I found this inexpensive kit online and it looked like a fun project. I like how small it is which should make it easy to carry around in my pocket when I go hiking. Also, I've been wanting to get into the HF ham bands and learn morse code.

The kit comes with all of the parts to the radio so you won't need anything else. You will need a soldering iron and some cutters for the assembly. Having a multimeter doesn't hurt. I chose to purchase the metal enclosure that contains the completed kit in a sturdy, low RF noise, housing.

Assembling Rockmite kit

The assembly instructions are less than ideal. It is not clearly laid out and some of the information in it is incorrect or contradictory. Despite those things, I was able to get it assembled.

Assembling Rockmite kit

Once the board was soldered I could mount it inside the enclosure and start testing. It is a good idea to test before you mount the PCB, but fortunately all my soldering joints passed so no resoldering was required.

Assembling Rockmite kit

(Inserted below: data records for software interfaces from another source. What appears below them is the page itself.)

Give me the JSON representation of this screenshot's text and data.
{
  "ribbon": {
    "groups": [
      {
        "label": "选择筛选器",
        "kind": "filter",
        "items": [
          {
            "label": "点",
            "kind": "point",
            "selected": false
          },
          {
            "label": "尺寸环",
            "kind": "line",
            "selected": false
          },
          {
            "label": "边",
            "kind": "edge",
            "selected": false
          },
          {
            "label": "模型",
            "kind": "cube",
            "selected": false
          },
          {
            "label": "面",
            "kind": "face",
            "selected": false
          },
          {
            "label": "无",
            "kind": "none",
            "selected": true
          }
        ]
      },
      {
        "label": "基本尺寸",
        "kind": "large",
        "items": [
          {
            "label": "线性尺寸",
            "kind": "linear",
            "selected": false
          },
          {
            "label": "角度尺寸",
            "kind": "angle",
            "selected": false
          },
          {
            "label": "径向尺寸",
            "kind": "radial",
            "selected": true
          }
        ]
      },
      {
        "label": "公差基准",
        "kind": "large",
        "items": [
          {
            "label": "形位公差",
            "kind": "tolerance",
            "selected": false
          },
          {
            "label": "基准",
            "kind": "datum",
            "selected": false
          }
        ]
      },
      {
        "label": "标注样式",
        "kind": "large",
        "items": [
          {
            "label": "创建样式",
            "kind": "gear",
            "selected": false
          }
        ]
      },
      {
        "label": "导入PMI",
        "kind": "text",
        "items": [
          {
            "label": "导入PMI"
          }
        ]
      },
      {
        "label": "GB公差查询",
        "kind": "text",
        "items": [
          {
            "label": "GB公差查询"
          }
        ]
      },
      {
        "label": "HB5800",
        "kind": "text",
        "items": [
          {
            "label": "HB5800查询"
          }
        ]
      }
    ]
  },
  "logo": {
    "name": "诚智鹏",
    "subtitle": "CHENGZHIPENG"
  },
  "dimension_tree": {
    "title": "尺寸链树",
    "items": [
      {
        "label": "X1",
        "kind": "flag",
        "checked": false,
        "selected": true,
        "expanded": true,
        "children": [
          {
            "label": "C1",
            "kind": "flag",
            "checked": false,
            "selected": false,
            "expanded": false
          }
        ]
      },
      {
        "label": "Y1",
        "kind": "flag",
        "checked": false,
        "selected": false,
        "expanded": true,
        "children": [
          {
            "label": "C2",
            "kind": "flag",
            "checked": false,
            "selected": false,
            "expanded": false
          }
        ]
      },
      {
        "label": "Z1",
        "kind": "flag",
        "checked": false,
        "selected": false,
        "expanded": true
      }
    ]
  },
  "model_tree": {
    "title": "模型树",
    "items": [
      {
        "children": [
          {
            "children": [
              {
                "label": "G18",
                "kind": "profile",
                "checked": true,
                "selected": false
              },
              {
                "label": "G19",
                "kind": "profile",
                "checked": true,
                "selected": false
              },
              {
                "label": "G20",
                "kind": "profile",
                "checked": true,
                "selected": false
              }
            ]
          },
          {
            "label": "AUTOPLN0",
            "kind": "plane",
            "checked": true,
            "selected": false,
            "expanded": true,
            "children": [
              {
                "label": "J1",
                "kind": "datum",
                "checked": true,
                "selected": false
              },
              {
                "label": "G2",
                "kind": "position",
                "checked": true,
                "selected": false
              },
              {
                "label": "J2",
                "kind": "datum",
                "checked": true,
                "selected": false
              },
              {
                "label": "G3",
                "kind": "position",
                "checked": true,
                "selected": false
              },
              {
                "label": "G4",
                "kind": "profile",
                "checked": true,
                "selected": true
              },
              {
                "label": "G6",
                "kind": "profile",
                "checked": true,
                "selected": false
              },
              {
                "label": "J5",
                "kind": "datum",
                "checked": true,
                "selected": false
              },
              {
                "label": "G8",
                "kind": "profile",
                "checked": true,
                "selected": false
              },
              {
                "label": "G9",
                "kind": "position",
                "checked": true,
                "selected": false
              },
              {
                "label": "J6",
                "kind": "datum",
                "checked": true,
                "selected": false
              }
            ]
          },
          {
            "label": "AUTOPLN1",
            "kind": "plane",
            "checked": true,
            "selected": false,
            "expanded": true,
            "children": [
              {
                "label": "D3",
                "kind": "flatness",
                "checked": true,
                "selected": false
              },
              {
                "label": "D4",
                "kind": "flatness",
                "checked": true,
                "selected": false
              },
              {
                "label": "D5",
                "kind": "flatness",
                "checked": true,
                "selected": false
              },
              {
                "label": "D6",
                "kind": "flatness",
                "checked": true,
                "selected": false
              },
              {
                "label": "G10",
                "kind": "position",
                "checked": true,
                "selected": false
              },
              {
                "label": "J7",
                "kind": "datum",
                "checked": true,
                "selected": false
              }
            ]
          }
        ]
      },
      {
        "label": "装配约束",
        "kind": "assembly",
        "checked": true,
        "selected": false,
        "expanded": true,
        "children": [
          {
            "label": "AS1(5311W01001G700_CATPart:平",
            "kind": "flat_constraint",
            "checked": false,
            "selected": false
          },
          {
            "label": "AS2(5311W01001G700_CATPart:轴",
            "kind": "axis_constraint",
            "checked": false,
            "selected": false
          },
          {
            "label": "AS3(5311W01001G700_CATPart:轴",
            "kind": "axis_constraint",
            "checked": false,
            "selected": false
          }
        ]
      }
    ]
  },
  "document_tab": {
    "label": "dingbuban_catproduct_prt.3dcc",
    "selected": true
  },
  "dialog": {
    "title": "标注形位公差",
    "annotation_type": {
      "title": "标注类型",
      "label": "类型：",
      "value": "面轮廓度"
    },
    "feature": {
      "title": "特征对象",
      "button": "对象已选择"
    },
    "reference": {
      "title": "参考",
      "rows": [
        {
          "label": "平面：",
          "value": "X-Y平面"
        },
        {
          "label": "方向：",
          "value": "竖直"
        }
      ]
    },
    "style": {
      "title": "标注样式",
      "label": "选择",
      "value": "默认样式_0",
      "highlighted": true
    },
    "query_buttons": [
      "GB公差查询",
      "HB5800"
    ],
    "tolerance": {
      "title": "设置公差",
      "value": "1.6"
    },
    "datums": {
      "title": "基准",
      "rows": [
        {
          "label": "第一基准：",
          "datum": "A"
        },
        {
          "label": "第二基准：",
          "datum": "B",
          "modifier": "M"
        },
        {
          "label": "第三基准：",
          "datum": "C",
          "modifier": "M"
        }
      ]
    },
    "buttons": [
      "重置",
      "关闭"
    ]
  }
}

I attached a 12v SLA battery using the provided barrel plug and connected a 20M end-fed antenna. After pulling the antenna up into a tree in my back yard, I started listening for other stations. Having only two frequencies to choose from, and having to manually switch the crystals out, meant that tweaking my antenna was where most of my time would be spent.

It wasn't long until I heard someone calling CQ and to my delight it was a special station. WW1USA was the first signal I received on my rockmite, I was not aware this station before and I just happened to be listening at one of the few times they transmit each year. I am not yet proficient with morse code so I opted not to transmit back.

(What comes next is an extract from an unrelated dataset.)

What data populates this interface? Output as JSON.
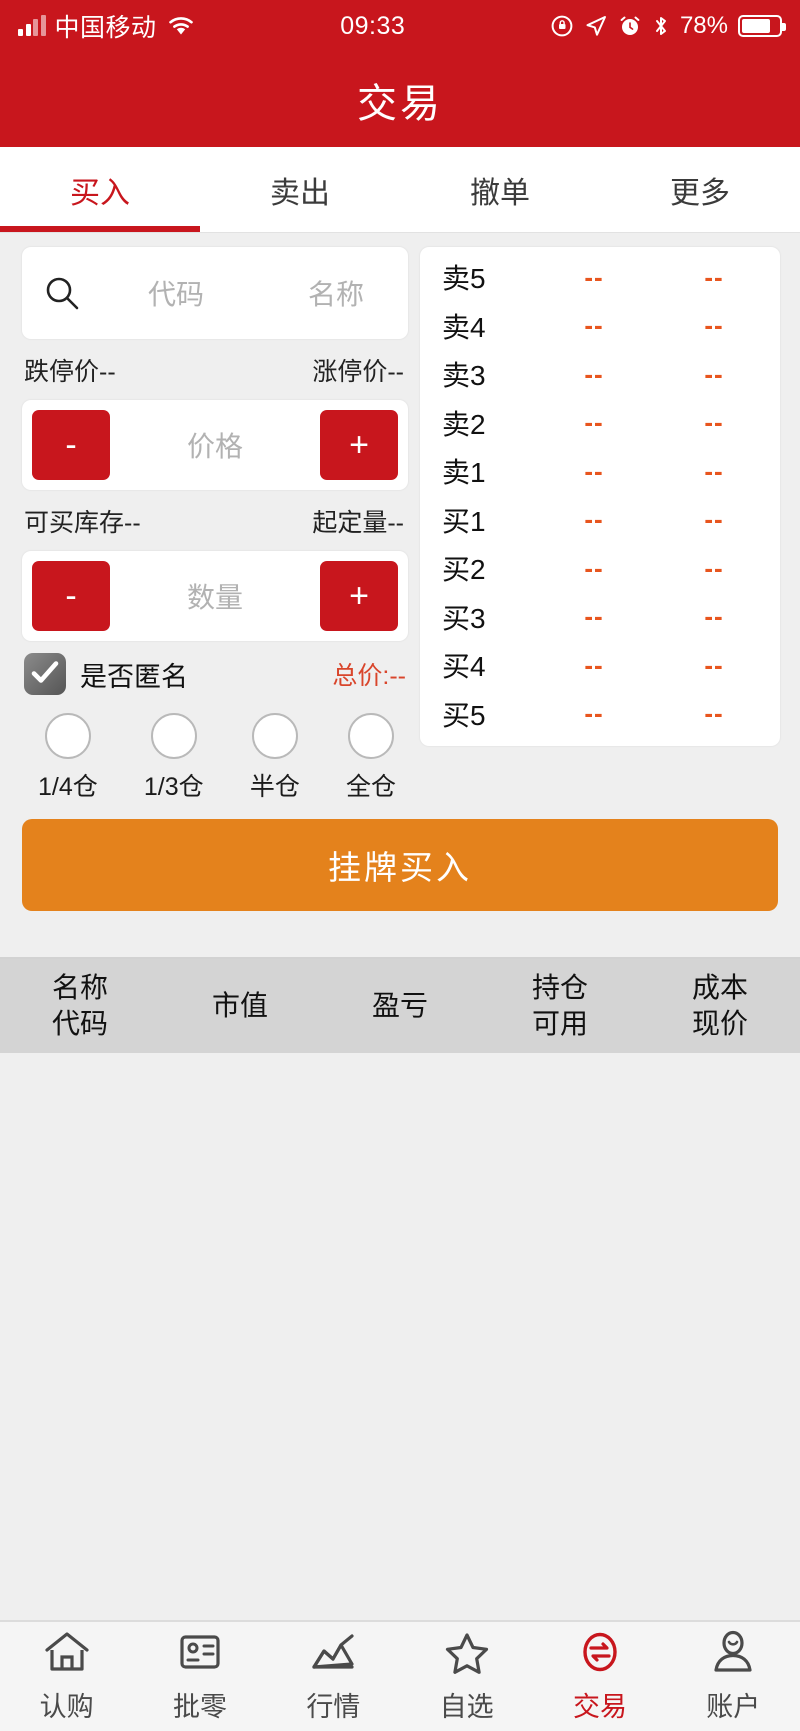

I was able to capture what I heard on audio. You can clearly see the transmission in this spectrograph of the audio and you can listen youself by clicking the link. ww1usa spectrograph

WW1USA morse code audio recording ww1usa_nr.mp3

I found a hard-sided container that I could use to contain all the loose parts which helps a lot with the portability. Here you can see the container with feedline and battery. The battery I am using here is oversized but it is what I had. I am looking into other options like an 8xAAA battery holder or 5v to 12v buck converter.

Kit in container

Here are all of the pieces laid out. A baggie with some string to pull the antenna up into trees, end-fed antenna, headphones, feed line, and battery.

Pieces laid out

I don't have a keyer so I made this really small iambic keyer out of two surface mount pushbutton switches, an audio plug, and lots of hot glue. It works better than you would expect since you can push the tall buttons sideways to activate them. I would still like to build something more sturdy in the future but this works fine for now.

DIY button keyer

The front panel gives you audio gain, function button, keyer speed, headphone jack, keyer jack, and power led.

Front panel

It is a very solid feeling kit and I look forward to using it in the field.